Organizers: Yvonne Rollins (email@example.com), PhD Candidate, Geography Department, Western University and Dr. Christina Hoicka (firstname.lastname@example.org), Assistant Professor and PowerStream Chair in Sustainable Energy Economics, Faculty of Environmental Studies, York University.
Purpose: This paper session seeks to contrast and problematize the linked notions of resourcefulness and wastefulness by exploring how they are enacted in a range of communities.
Issue: Communities are increasingly being asked to participate in promoting resourcefulness and reducing wastefulness. This may be achieved via a number of strategies, such as:
· promoting behavioural change (e.g. source separation of waste, energy management practices)
· adoption of new infrastructure (e.g. wind turbines, waste incinerators, localized energy production technologies)
· increasing efficiency or elimination of existing products or services (e.g. transportation, home heating and cooling)

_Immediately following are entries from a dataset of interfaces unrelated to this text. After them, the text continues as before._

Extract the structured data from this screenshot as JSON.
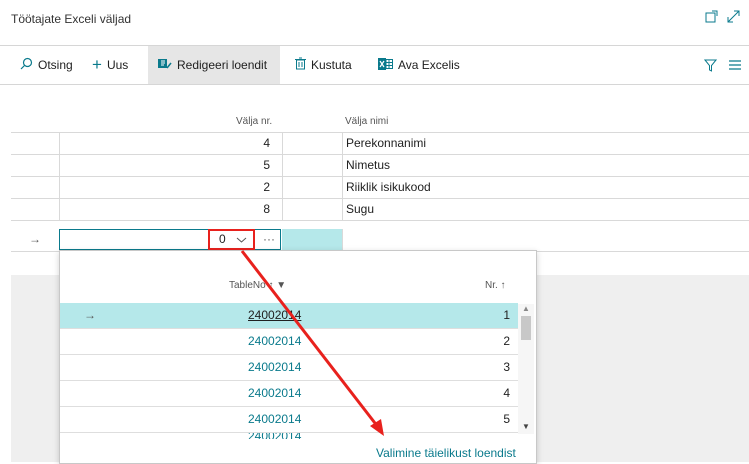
{
  "page": {
    "title": "Töötajate Exceli väljad"
  },
  "toolbar": {
    "search": "Otsing",
    "new": "Uus",
    "edit_list": "Redigeeri loendit",
    "delete": "Kustuta",
    "open_excel": "Ava Excelis"
  },
  "grid": {
    "headers": {
      "field_no": "Välja nr.",
      "field_name": "Välja nimi"
    },
    "rows": [
      {
        "field_no": "4",
        "field_name": "Perekonnanimi"
      },
      {
        "field_no": "5",
        "field_name": "Nimetus"
      },
      {
        "field_no": "2",
        "field_name": "Riiklik isikukood"
      },
      {
        "field_no": "8",
        "field_name": "Sugu"
      }
    ],
    "new_row": {
      "arrow": "→",
      "value": "0",
      "more": "···"
    }
  },
  "lookup": {
    "headers": {
      "table_no": "TableNo ↑",
      "nr": "Nr. ↑"
    },
    "rows": [
      {
        "table_no": "24002014",
        "nr": "1"
      },
      {
        "table_no": "24002014",
        "nr": "2"
      },
      {
        "table_no": "24002014",
        "nr": "3"
      },
      {
        "table_no": "24002014",
        "nr": "4"
      },
      {
        "table_no": "24002014",
        "nr": "5"
      }
    ],
    "partial_row": "24002014",
    "selected_arrow": "→",
    "footer_link": "Valimine täielikust loendist"
  },
  "colors": {
    "accent": "#0a7a8c",
    "highlight": "#e8211d",
    "selection": "#b5e8ea"
  }
}
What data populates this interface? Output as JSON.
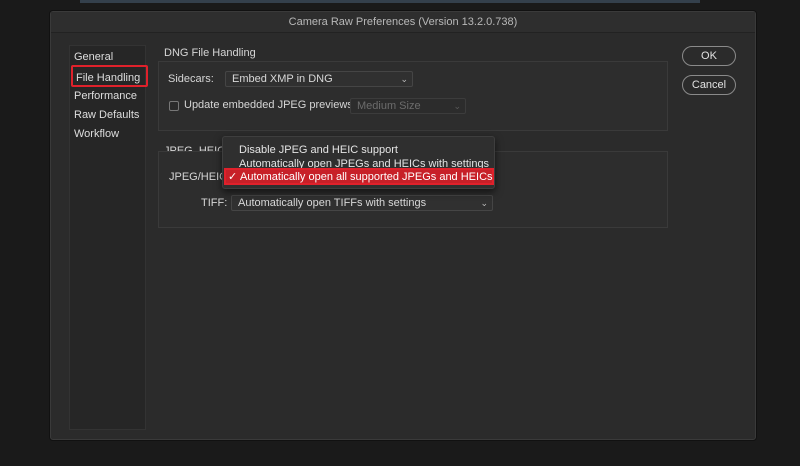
{
  "window": {
    "title": "Camera Raw Preferences  (Version 13.2.0.738)"
  },
  "sidebar": {
    "items": [
      {
        "label": "General"
      },
      {
        "label": "File Handling",
        "selected": true
      },
      {
        "label": "Performance"
      },
      {
        "label": "Raw Defaults"
      },
      {
        "label": "Workflow"
      }
    ]
  },
  "dng": {
    "title": "DNG File Handling",
    "sidecars_label": "Sidecars:",
    "sidecars_value": "Embed XMP in DNG",
    "update_previews_label": "Update embedded JPEG previews:",
    "update_previews_checked": false,
    "preview_size_value": "Medium Size"
  },
  "jpeg": {
    "title": "JPEG, HEIC,",
    "jpeg_label": "JPEG/HEIC",
    "tiff_label": "TIFF:",
    "tiff_value": "Automatically open TIFFs with settings"
  },
  "jpeg_menu": {
    "options": [
      {
        "label": "Disable JPEG and HEIC support",
        "checked": false
      },
      {
        "label": "Automatically open JPEGs and HEICs with settings",
        "checked": false
      },
      {
        "label": "Automatically open all supported JPEGs and HEICs",
        "checked": true
      }
    ],
    "check_glyph": "✓"
  },
  "buttons": {
    "ok": "OK",
    "cancel": "Cancel"
  },
  "colors": {
    "highlight": "#e0212b",
    "background": "#2b2b2b"
  },
  "icons": {
    "dropdown": "chevron-down-icon",
    "check": "checkmark-icon"
  }
}
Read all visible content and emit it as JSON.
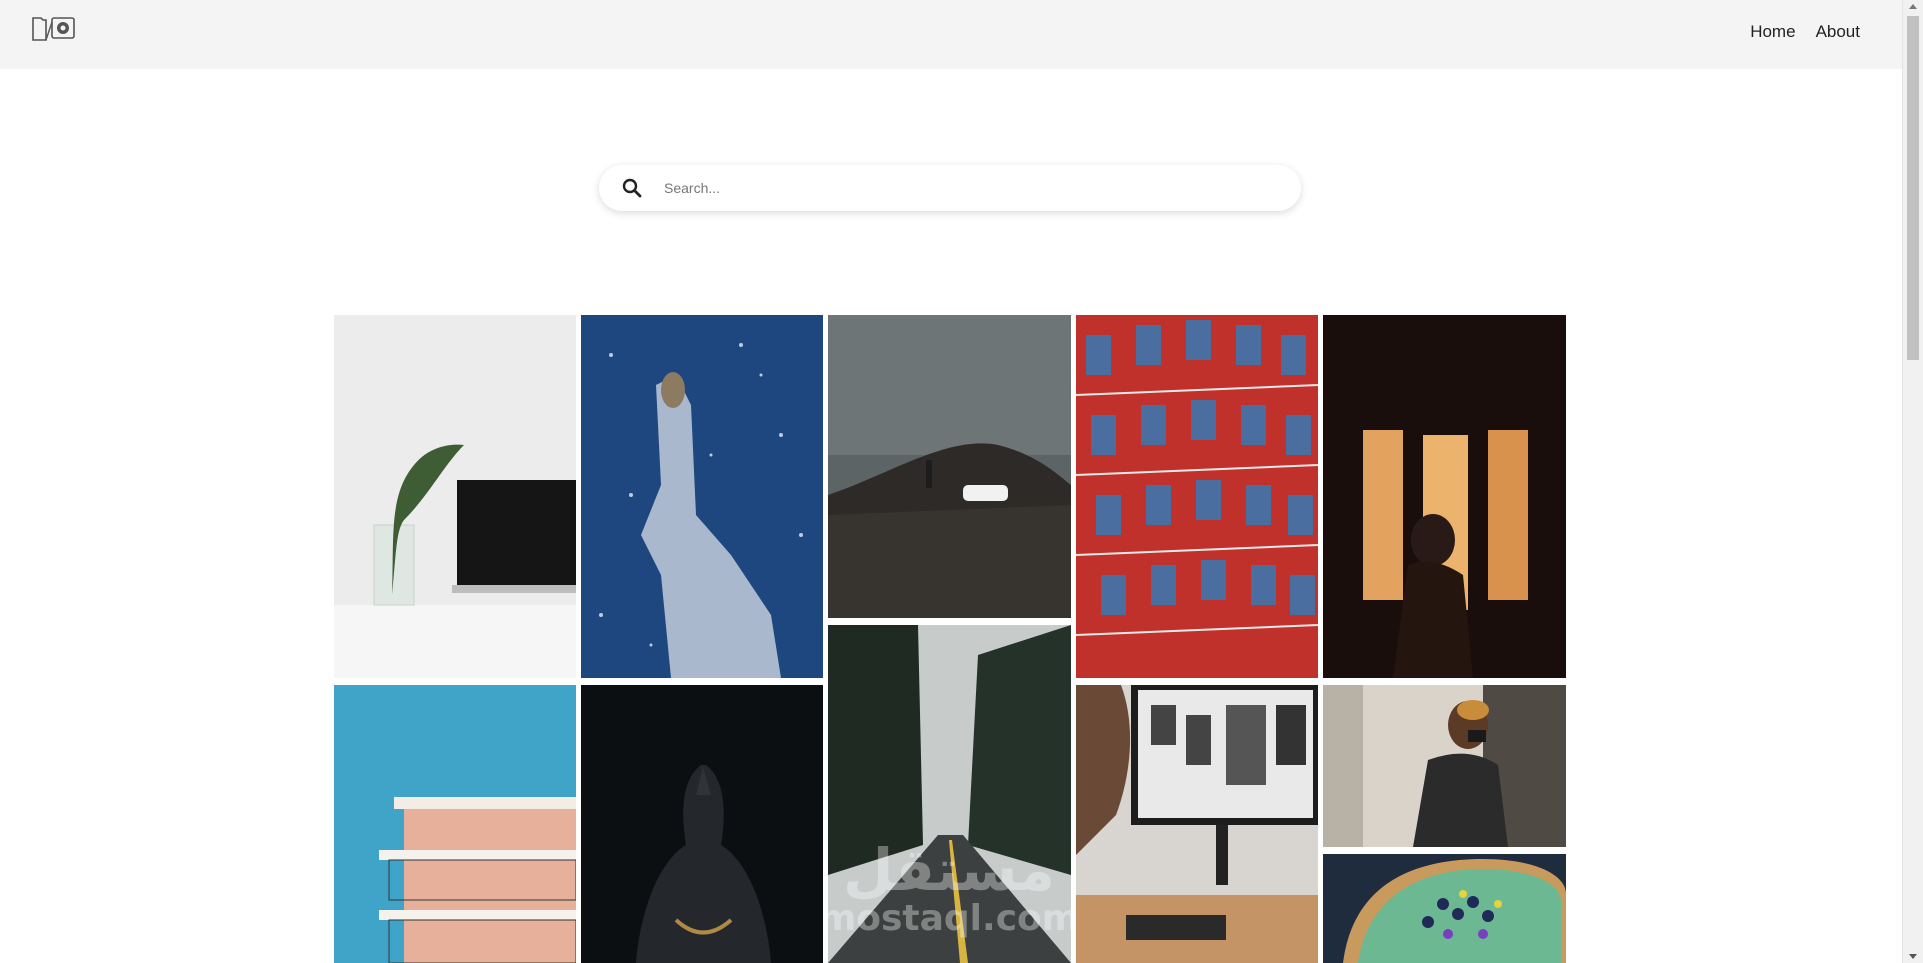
{
  "brand": {
    "logo_icon": "camera-folder-logo-icon"
  },
  "nav": {
    "items": [
      {
        "label": "Home"
      },
      {
        "label": "About"
      }
    ]
  },
  "search": {
    "placeholder": "Search...",
    "value": "",
    "icon": "search-icon"
  },
  "gallery": {
    "images": [
      {
        "name": "photo-plant-laptop",
        "subject": "plant in glass beside laptop"
      },
      {
        "name": "photo-owl-snow",
        "subject": "owl on icy rock in snowfall"
      },
      {
        "name": "photo-car-hill",
        "subject": "person and white car on dark hill"
      },
      {
        "name": "photo-red-building",
        "subject": "red and blue glass building facade"
      },
      {
        "name": "photo-window-silhouette",
        "subject": "silhouette by glowing window"
      },
      {
        "name": "photo-pink-building",
        "subject": "pink building balconies against blue sky"
      },
      {
        "name": "photo-buddha-statue",
        "subject": "dark buddha statue"
      },
      {
        "name": "photo-forest-road",
        "subject": "road through misty forest"
      },
      {
        "name": "photo-designer-monitor",
        "subject": "man at monitor with phone designs"
      },
      {
        "name": "photo-masked-man-door",
        "subject": "masked man opening door"
      },
      {
        "name": "photo-berry-tart",
        "subject": "green tart with berries and flowers"
      }
    ],
    "watermark": {
      "arabic": "مستقل",
      "latin": "mostaql.com"
    }
  },
  "colors": {
    "navbar_bg": "#f4f4f4",
    "page_bg": "#ffffff",
    "text": "#222222"
  }
}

Resources for consideration may include, but are not limited to, natural phenomena such as wind, water, solar radiation, tides and waves or human produced / modified phenomena, such as waste and biofuels.
Content: For this session we seek papers concerned with, but not necessarily limited to, addressing the following questions:

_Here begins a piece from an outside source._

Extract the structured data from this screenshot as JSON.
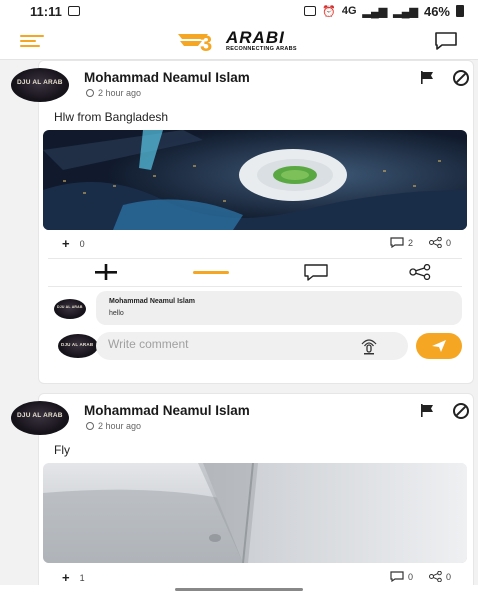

· Can resourcefulness lead to wastefulness? For example, does deriving power from renewable sources decrease motivation to conserve energy? Does recycling allow consumption levels to remain high?
· What challenges / tensions / unintended consequences attend the adoption of a particular resourceful behavior or infrastructure to address linked challenges? For example, biofuels’ purported contribution to climate change mitigation, energy security and rural development or incineration’s purported contribution to waste diversion, energy security, climate change mitigation and resilience of communities and cities.
· In instances where competition between resources occurs, what factors (e.g. efficiency of process or scale of infrastructure) affect the balance that is ultimately implemented? Examples may include, “food versus fuel” (biofuels); “recycling versus incineration” (waste management), “service versus efficiency” (energy usage).
· What is the link between waste management systems and production systems? For example: nuclear waste disposal may affect decisions regarding nuclear power generation; extended producer responsibility enacted through waste legislation may affect how producers manufacture consumer goods.
· What is the influence of discourse or symbolic imagery in molding public acceptance of resourceful behaviours or infrastructure? Particularly those that seek to address uncertainty and doubt via positive promotion (e.g. recycling symbol).
· How do different actors (e.g. from government, non-government and private sector organizations) influence communities’ perceptions of resourcefulness and wastefulness?
· How has the role of communities in producing, managing throughput and end of life of resources changed over time?
· Who controls / owns / benefits from resourcefulness or wastefulness?
· Which theoretical constructs and / or methodological positions are used by researchers to deepen understanding of such phenomena?
· E-mail your abstract to the session organizers by September 17, 2014, ensuring that it conforms to CAGONT guidelines as specified at:http://www.yorku.ca/laps/geog/cagont/
· Session organizers will submit abstracts on behalf of authors and notify authors by September 19, 2014.
· Register for CAGONT, noting “early bird” deadline of September 12, 2014, by following instructions at: http://www.yorku.ca/laps/geog/cagont/
· Authors should submit their paper presentations to session organizers by October 23, 2014.